Task description:
Repeat the data in full. No line may differ from the original.

Provided data:
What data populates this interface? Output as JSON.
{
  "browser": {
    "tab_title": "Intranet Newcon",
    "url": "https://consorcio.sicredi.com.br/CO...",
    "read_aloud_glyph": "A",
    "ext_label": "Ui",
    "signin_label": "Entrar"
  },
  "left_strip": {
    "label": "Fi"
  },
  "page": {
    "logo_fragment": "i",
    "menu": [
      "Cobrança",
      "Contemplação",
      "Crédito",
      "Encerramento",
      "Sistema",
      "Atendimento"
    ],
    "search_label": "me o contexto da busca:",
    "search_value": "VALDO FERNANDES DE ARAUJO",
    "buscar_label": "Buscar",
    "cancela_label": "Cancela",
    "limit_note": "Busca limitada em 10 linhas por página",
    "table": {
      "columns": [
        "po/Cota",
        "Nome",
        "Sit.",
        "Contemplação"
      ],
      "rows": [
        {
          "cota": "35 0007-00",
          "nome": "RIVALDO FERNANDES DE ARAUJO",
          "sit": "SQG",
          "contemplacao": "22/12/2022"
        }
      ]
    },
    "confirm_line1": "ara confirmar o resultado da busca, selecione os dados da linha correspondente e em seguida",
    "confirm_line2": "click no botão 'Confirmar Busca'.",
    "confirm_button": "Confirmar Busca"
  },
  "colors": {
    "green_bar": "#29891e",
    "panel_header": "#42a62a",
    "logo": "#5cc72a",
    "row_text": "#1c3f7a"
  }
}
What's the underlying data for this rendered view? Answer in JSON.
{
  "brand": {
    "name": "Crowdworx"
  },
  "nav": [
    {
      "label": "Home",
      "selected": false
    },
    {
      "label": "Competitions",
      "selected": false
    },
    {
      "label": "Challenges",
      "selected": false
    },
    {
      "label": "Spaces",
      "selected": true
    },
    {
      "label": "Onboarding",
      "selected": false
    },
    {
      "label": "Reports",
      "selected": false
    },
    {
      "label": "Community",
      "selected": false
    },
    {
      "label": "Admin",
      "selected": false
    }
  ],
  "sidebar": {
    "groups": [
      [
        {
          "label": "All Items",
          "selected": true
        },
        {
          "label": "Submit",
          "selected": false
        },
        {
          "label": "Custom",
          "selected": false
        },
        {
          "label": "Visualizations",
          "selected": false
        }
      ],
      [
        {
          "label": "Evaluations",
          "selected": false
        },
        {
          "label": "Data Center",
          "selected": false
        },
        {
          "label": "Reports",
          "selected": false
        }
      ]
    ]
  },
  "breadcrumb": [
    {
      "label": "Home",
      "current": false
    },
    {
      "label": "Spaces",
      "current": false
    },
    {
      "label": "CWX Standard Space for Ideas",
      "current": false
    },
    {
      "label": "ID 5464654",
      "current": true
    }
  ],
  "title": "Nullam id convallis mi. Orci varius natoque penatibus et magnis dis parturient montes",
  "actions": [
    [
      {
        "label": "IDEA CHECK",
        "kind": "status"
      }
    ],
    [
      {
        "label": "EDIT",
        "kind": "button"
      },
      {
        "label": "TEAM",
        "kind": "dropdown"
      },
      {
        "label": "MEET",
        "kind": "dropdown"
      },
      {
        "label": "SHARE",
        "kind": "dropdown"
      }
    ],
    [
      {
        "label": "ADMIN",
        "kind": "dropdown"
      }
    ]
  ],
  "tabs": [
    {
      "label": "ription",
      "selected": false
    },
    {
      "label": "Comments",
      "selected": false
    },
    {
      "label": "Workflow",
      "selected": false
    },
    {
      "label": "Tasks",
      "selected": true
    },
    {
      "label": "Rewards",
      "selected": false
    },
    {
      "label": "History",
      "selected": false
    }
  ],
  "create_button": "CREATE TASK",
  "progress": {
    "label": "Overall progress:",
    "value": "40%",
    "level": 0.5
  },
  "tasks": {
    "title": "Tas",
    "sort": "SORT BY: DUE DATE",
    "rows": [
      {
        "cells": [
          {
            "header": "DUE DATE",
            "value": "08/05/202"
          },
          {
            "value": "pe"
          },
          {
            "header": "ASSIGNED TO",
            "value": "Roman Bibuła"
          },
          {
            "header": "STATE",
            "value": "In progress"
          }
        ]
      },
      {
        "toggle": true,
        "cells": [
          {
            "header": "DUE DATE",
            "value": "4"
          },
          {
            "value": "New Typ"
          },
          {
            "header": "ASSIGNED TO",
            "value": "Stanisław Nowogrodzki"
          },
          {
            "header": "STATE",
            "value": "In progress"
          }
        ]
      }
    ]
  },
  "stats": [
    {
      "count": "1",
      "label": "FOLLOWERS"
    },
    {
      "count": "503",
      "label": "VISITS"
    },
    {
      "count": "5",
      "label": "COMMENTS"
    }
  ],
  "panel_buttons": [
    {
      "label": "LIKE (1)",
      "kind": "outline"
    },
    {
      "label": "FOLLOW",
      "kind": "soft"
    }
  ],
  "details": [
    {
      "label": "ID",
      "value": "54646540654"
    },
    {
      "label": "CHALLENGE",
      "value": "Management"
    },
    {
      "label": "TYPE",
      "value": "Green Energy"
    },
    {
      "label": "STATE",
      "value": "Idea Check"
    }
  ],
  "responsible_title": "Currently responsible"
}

Exercise answer:
What data populates this interface? Output as JSON.
{
  "browser": {
    "tab_title": "Intranet Newcon",
    "url": "https://consorcio.sicredi.com.br/CO...",
    "read_aloud_glyph": "A",
    "ext_label": "Ui",
    "signin_label": "Entrar"
  },
  "left_strip": {
    "label": "Fi"
  },
  "page": {
    "logo_fragment": "i",
    "menu": [
      "Cobrança",
      "Contemplação",
      "Crédito",
      "Encerramento",
      "Sistema",
      "Atendimento"
    ],
    "search_label": "me o contexto da busca:",
    "search_value": "VALDO FERNANDES DE ARAUJO",
    "buscar_label": "Buscar",
    "cancela_label": "Cancela",
    "limit_note": "Busca limitada em 10 linhas por página",
    "table": {
      "columns": [
        "po/Cota",
        "Nome",
        "Sit.",
        "Contemplação"
      ],
      "rows": [
        {
          "cota": "35 0007-00",
          "nome": "RIVALDO FERNANDES DE ARAUJO",
          "sit": "SQG",
          "contemplacao": "22/12/2022"
        }
      ]
    },
    "confirm_line1": "ara confirmar o resultado da busca, selecione os dados da linha correspondente e em seguida",
    "confirm_line2": "click no botão 'Confirmar Busca'.",
    "confirm_button": "Confirmar Busca"
  },
  "colors": {
    "green_bar": "#29891e",
    "panel_header": "#42a62a",
    "logo": "#5cc72a",
    "row_text": "#1c3f7a"
  }
}
What's the underlying data for this rendered view? Answer in JSON.
{
  "brand": {
    "name": "Crowdworx"
  },
  "nav": [
    {
      "label": "Home",
      "selected": false
    },
    {
      "label": "Competitions",
      "selected": false
    },
    {
      "label": "Challenges",
      "selected": false
    },
    {
      "label": "Spaces",
      "selected": true
    },
    {
      "label": "Onboarding",
      "selected": false
    },
    {
      "label": "Reports",
      "selected": false
    },
    {
      "label": "Community",
      "selected": false
    },
    {
      "label": "Admin",
      "selected": false
    }
  ],
  "sidebar": {
    "groups": [
      [
        {
          "label": "All Items",
          "selected": true
        },
        {
          "label": "Submit",
          "selected": false
        },
        {
          "label": "Custom",
          "selected": false
        },
        {
          "label": "Visualizations",
          "selected": false
        }
      ],
      [
        {
          "label": "Evaluations",
          "selected": false
        },
        {
          "label": "Data Center",
          "selected": false
        },
        {
          "label": "Reports",
          "selected": false
        }
      ]
    ]
  },
  "breadcrumb": [
    {
      "label": "Home",
      "current": false
    },
    {
      "label": "Spaces",
      "current": false
    },
    {
      "label": "CWX Standard Space for Ideas",
      "current": false
    },
    {
      "label": "ID 5464654",
      "current": true
    }
  ],
  "title": "Nullam id convallis mi. Orci varius natoque penatibus et magnis dis parturient montes",
  "actions": [
    [
      {
        "label": "IDEA CHECK",
        "kind": "status"
      }
    ],
    [
      {
        "label": "EDIT",
        "kind": "button"
      },
      {
        "label": "TEAM",
        "kind": "dropdown"
      },
      {
        "label": "MEET",
        "kind": "dropdown"
      },
      {
        "label": "SHARE",
        "kind": "dropdown"
      }
    ],
    [
      {
        "label": "ADMIN",
        "kind": "dropdown"
      }
    ]
  ],
  "tabs": [
    {
      "label": "ription",
      "selected": false
    },
    {
      "label": "Comments",
      "selected": false
    },
    {
      "label": "Workflow",
      "selected": false
    },
    {
      "label": "Tasks",
      "selected": true
    },
    {
      "label": "Rewards",
      "selected": false
    },
    {
      "label": "History",
      "selected": false
    }
  ],
  "create_button": "CREATE TASK",
  "progress": {
    "label": "Overall progress:",
    "value": "40%",
    "level": 0.5
  },
  "tasks": {
    "title": "Tas",
    "sort": "SORT BY: DUE DATE",
    "rows": [
      {
        "cells": [
          {
            "header": "DUE DATE",
            "value": "08/05/202"
          },
          {
            "value": "pe"
          },
          {
            "header": "ASSIGNED TO",
            "value": "Roman Bibuła"
          },
          {
            "header": "STATE",
            "value": "In progress"
          }
        ]
      },
      {
        "toggle": true,
        "cells": [
          {
            "header": "DUE DATE",
            "value": "4"
          },
          {
            "value": "New Typ"
          },
          {
            "header": "ASSIGNED TO",
            "value": "Stanisław Nowogrodzki"
          },
          {
            "header": "STATE",
            "value": "In progress"
          }
        ]
      }
    ]
  },
  "stats": [
    {
      "count": "1",
      "label": "FOLLOWERS"
    },
    {
      "count": "503",
      "label": "VISITS"
    },
    {
      "count": "5",
      "label": "COMMENTS"
    }
  ],
  "panel_buttons": [
    {
      "label": "LIKE (1)",
      "kind": "outline"
    },
    {
      "label": "FOLLOW",
      "kind": "soft"
    }
  ],
  "details": [
    {
      "label": "ID",
      "value": "54646540654"
    },
    {
      "label": "CHALLENGE",
      "value": "Management"
    },
    {
      "label": "TYPE",
      "value": "Green Energy"
    },
    {
      "label": "STATE",
      "value": "Idea Check"
    }
  ],
  "responsible_title": "Currently responsible"
}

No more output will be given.